— EXERCISE DETAILS —
Starting from the first line below, copy the whole listing exactly.

┏━━

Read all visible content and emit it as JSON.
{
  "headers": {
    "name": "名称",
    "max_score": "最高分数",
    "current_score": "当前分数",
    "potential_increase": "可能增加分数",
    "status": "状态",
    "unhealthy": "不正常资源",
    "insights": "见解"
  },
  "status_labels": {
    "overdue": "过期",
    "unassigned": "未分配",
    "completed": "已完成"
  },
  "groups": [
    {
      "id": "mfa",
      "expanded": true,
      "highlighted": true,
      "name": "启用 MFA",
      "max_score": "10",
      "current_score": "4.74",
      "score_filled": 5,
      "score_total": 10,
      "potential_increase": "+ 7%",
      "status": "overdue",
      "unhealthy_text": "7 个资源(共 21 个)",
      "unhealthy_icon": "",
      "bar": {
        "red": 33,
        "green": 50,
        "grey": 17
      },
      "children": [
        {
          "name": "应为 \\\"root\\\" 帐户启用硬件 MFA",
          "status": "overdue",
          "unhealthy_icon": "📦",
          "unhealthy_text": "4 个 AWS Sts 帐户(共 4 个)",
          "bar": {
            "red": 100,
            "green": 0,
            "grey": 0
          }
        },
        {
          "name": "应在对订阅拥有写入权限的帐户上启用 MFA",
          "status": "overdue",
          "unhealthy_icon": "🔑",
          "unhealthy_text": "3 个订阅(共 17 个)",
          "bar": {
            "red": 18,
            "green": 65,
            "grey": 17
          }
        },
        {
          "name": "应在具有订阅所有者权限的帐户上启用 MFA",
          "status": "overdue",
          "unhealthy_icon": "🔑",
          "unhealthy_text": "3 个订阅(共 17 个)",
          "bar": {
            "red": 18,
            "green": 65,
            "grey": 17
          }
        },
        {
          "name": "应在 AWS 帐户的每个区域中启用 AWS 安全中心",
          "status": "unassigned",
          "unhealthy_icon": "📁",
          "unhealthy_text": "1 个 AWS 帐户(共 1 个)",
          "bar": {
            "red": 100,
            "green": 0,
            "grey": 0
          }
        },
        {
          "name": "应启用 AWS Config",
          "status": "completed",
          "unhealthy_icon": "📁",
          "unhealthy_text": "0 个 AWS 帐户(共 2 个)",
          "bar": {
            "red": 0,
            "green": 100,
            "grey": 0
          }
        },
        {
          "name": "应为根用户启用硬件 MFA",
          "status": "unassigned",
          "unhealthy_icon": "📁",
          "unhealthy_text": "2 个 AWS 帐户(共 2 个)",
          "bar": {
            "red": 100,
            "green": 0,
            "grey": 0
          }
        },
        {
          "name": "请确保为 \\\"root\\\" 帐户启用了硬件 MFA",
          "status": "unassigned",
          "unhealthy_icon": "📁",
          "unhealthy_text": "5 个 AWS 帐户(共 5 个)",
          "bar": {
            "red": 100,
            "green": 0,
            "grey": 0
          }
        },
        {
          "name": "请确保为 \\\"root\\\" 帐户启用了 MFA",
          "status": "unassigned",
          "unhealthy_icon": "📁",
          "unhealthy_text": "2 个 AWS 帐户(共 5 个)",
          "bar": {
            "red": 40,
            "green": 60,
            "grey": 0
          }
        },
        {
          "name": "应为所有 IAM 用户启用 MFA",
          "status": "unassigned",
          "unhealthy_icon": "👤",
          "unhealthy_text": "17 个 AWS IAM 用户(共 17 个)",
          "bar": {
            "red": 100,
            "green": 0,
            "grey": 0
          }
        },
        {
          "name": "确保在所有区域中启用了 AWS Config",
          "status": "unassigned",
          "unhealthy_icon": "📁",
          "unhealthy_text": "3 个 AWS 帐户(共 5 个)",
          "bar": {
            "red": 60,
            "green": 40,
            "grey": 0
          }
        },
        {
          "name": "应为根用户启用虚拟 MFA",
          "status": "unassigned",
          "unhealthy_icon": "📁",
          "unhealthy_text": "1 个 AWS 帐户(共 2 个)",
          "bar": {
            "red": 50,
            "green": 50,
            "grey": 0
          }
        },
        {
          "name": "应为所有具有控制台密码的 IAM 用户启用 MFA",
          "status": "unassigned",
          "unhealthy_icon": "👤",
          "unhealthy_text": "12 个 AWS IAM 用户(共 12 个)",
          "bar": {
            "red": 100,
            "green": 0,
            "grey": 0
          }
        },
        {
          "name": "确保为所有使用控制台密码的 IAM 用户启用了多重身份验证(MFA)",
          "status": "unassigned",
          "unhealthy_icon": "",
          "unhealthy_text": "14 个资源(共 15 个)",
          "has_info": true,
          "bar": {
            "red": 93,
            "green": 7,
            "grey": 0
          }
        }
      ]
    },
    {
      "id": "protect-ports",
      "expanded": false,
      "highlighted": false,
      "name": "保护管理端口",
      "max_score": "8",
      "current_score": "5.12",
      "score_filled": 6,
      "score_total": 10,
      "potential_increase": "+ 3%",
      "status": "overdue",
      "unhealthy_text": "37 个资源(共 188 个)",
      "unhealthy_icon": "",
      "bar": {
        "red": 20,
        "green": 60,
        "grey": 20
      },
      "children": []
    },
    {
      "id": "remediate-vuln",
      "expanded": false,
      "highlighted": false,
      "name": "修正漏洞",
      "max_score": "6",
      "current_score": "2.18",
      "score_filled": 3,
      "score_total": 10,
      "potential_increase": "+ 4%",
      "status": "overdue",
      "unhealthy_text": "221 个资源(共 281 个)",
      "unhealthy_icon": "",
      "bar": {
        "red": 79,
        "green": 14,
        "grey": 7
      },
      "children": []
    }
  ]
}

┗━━

— ANSWER SECTION —
Read all visible content and emit it as JSON.
{
  "headers": {
    "name": "名称",
    "max_score": "最高分数",
    "current_score": "当前分数",
    "potential_increase": "可能增加分数",
    "status": "状态",
    "unhealthy": "不正常资源",
    "insights": "见解"
  },
  "status_labels": {
    "overdue": "过期",
    "unassigned": "未分配",
    "completed": "已完成"
  },
  "groups": [
    {
      "id": "mfa",
      "expanded": true,
      "highlighted": true,
      "name": "启用 MFA",
      "max_score": "10",
      "current_score": "4.74",
      "score_filled": 5,
      "score_total": 10,
      "potential_increase": "+ 7%",
      "status": "overdue",
      "unhealthy_text": "7 个资源(共 21 个)",
      "unhealthy_icon": "",
      "bar": {
        "red": 33,
        "green": 50,
        "grey": 17
      },
      "children": [
        {
          "name": "应为 \\\"root\\\" 帐户启用硬件 MFA",
          "status": "overdue",
          "unhealthy_icon": "📦",
          "unhealthy_text": "4 个 AWS Sts 帐户(共 4 个)",
          "bar": {
            "red": 100,
            "green": 0,
            "grey": 0
          }
        },
        {
          "name": "应在对订阅拥有写入权限的帐户上启用 MFA",
          "status": "overdue",
          "unhealthy_icon": "🔑",
          "unhealthy_text": "3 个订阅(共 17 个)",
          "bar": {
            "red": 18,
            "green": 65,
            "grey": 17
          }
        },
        {
          "name": "应在具有订阅所有者权限的帐户上启用 MFA",
          "status": "overdue",
          "unhealthy_icon": "🔑",
          "unhealthy_text": "3 个订阅(共 17 个)",
          "bar": {
            "red": 18,
            "green": 65,
            "grey": 17
          }
        },
        {
          "name": "应在 AWS 帐户的每个区域中启用 AWS 安全中心",
          "status": "unassigned",
          "unhealthy_icon": "📁",
          "unhealthy_text": "1 个 AWS 帐户(共 1 个)",
          "bar": {
            "red": 100,
            "green": 0,
            "grey": 0
          }
        },
        {
          "name": "应启用 AWS Config",
          "status": "completed",
          "unhealthy_icon": "📁",
          "unhealthy_text": "0 个 AWS 帐户(共 2 个)",
          "bar": {
            "red": 0,
            "green": 100,
            "grey": 0
          }
        },
        {
          "name": "应为根用户启用硬件 MFA",
          "status": "unassigned",
          "unhealthy_icon": "📁",
          "unhealthy_text": "2 个 AWS 帐户(共 2 个)",
          "bar": {
            "red": 100,
            "green": 0,
            "grey": 0
          }
        },
        {
          "name": "请确保为 \\\"root\\\" 帐户启用了硬件 MFA",
          "status": "unassigned",
          "unhealthy_icon": "📁",
          "unhealthy_text": "5 个 AWS 帐户(共 5 个)",
          "bar": {
            "red": 100,
            "green": 0,
            "grey": 0
          }
        },
        {
          "name": "请确保为 \\\"root\\\" 帐户启用了 MFA",
          "status": "unassigned",
          "unhealthy_icon": "📁",
          "unhealthy_text": "2 个 AWS 帐户(共 5 个)",
          "bar": {
            "red": 40,
            "green": 60,
            "grey": 0
          }
        },
        {
          "name": "应为所有 IAM 用户启用 MFA",
          "status": "unassigned",
          "unhealthy_icon": "👤",
          "unhealthy_text": "17 个 AWS IAM 用户(共 17 个)",
          "bar": {
            "red": 100,
            "green": 0,
            "grey": 0
          }
        },
        {
          "name": "确保在所有区域中启用了 AWS Config",
          "status": "unassigned",
          "unhealthy_icon": "📁",
          "unhealthy_text": "3 个 AWS 帐户(共 5 个)",
          "bar": {
            "red": 60,
            "green": 40,
            "grey": 0
          }
        },
        {
          "name": "应为根用户启用虚拟 MFA",
          "status": "unassigned",
          "unhealthy_icon": "📁",
          "unhealthy_text": "1 个 AWS 帐户(共 2 个)",
          "bar": {
            "red": 50,
            "green": 50,
            "grey": 0
          }
        },
        {
          "name": "应为所有具有控制台密码的 IAM 用户启用 MFA",
          "status": "unassigned",
          "unhealthy_icon": "👤",
          "unhealthy_text": "12 个 AWS IAM 用户(共 12 个)",
          "bar": {
            "red": 100,
            "green": 0,
            "grey": 0
          }
        },
        {
          "name": "确保为所有使用控制台密码的 IAM 用户启用了多重身份验证(MFA)",
          "status": "unassigned",
          "unhealthy_icon": "",
          "unhealthy_text": "14 个资源(共 15 个)",
          "has_info": true,
          "bar": {
            "red": 93,
            "green": 7,
            "grey": 0
          }
        }
      ]
    },
    {
      "id": "protect-ports",
      "expanded": false,
      "highlighted": false,
      "name": "保护管理端口",
      "max_score": "8",
      "current_score": "5.12",
      "score_filled": 6,
      "score_total": 10,
      "potential_increase": "+ 3%",
      "status": "overdue",
      "unhealthy_text": "37 个资源(共 188 个)",
      "unhealthy_icon": "",
      "bar": {
        "red": 20,
        "green": 60,
        "grey": 20
      },
      "children": []
    },
    {
      "id": "remediate-vuln",
      "expanded": false,
      "highlighted": false,
      "name": "修正漏洞",
      "max_score": "6",
      "current_score": "2.18",
      "score_filled": 3,
      "score_total": 10,
      "potential_increase": "+ 4%",
      "status": "overdue",
      "unhealthy_text": "221 个资源(共 281 个)",
      "unhealthy_icon": "",
      "bar": {
        "red": 79,
        "green": 14,
        "grey": 7
      },
      "children": []
    }
  ]
}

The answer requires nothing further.